Wild Rider Red (GW)) + Troll Slayer Orange (GW),
Troll Slayer Orange (GW),
Red Tone Ink (AP),
Troll Slayer Orange (GW),

ORKY ORKS 4
GREEN skin:
Black Undercoat,
Waagh Flesh (GW),
Strong Tone Ink (AP),
Waagh Flesh (GW),
Waagh Flesh (GW) + Sybarite Green (GW),
Waagh Flesh (GW) + Skarsnik Green (GW),
Goblin Green (AP),
Sybarite Green (GW),

BLACK clothes:
Black Undercoat,
Bastion Grey (P3),
Bastion Grey (P3) + Administratum Grey (GW),
Bastion Grey (P3) + Administratum Grey (GW) + Pallid Wych Flesh (GW),
Dark Tone Ink (AP),
Wash for dark vehicles (Vallejo), [inner lining]
Administratum Grey,
Administratum Grey (GW) + Pallid Wych Flesh (GW),

ORK STORMBOYZ 1 BIG
BROWN clothes:
Black Undercoat,
Charred Brown (Vallejo),
Dark Fleshtone (Vallejo),
Dark Fleshtone (Vallejo)) + Dirt (Vallejo),
Dark Fleshtone (Vallejo)) + Dirt (Vallejo) + Bonewhite (Vallejo),
Stron Tone Ink (AP),
Flayed One Flesh (GW),

More pictures can be found at GALLERY: WARHAMMER 40,000 ORKS lvl 4
Scarhandpainting

Colour Recipes: Warhammer 40,000 Orks Bad Moonz

Here are some Colour Recipes for Warhammer 40,000 Orks of ‘Bad Moonz’ clan from GALLERY: WARHAMMER 40,000 ORKS lvl 4

ORK FLASH GITZ x1
YELLOW armour & weapons:
Black Undercoat,
Moldy Ochre (P3),
Moldy Ochre (P3),
Moldy Ochre (P3) + Pallid Wych Flesh (GW),
Griffon Sepia (GW),
Lamenters Yellow (GW),
Dorn Yellow (P3),

ORKY ORKS 2
GREEN skin:
Black Undercoat,
Waagh Flesh (GW),
Strong Tone Ink (AP),
Waagh Flesh (GW),
Waagh Flesh (GW) + Sybarite Green (GW),
Waagh Flesh (GW) + Skarsnik Green (GW),
Goblin Green (AP),
Sybarite Green (GW),

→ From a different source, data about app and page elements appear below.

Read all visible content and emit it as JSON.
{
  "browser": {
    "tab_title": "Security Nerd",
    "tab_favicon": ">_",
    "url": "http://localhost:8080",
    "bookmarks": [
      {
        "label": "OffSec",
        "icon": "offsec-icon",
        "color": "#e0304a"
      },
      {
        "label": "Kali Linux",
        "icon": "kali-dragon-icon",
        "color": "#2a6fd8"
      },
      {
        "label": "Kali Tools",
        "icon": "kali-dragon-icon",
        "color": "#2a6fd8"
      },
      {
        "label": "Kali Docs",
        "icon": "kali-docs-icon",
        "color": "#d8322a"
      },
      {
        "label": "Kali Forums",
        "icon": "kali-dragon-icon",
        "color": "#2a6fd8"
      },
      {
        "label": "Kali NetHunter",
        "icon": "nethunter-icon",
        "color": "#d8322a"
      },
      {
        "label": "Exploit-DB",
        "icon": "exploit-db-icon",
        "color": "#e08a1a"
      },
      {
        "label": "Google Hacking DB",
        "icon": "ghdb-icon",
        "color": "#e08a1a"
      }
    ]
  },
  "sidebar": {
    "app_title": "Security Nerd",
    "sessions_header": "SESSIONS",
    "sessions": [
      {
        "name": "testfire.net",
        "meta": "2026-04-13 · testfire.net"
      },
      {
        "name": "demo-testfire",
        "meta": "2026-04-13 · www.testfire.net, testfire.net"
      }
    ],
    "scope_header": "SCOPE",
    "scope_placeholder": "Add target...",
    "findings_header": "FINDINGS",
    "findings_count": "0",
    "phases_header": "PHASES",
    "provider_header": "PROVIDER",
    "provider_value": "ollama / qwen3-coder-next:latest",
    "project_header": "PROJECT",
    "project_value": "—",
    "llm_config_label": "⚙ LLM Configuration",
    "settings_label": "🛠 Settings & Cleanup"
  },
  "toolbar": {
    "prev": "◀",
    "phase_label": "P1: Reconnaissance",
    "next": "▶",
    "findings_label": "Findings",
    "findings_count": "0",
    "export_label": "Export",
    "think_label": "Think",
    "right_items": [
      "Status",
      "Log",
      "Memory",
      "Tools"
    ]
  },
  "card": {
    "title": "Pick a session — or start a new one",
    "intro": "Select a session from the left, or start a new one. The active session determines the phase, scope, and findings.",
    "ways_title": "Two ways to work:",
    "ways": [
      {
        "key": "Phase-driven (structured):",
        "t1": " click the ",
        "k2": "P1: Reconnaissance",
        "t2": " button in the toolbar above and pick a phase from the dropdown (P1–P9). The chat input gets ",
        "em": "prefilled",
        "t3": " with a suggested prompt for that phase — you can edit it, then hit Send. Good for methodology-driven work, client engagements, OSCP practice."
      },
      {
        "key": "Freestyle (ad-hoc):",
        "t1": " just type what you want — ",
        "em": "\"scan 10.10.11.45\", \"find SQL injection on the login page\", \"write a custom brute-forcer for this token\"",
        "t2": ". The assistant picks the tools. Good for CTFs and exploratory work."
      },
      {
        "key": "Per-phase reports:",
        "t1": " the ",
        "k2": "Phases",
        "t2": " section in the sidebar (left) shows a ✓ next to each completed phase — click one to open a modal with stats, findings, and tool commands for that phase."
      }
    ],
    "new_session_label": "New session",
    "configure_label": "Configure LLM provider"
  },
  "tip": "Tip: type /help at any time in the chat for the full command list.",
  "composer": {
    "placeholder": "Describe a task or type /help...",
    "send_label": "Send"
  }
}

ORK FLASH GITZ x5
BROWN clothes:
Black Undercoat,
Charred Brown (Vallejo),
Dark Fleshtone (Vallejo),
Dark Fleshtone (Vallejo)) + Dirt (Vallejo),
Dark Fleshtone (Vallejo)) + Dirt (Vallejo) + Bonewhite (Vallejo),
Stron Tone Ink (AP),
Flayed One Flesh (GW),

More pictures can be found at GALLERY: WARHAMMER 40,000 ORKS lvl 4
Scarhandpainting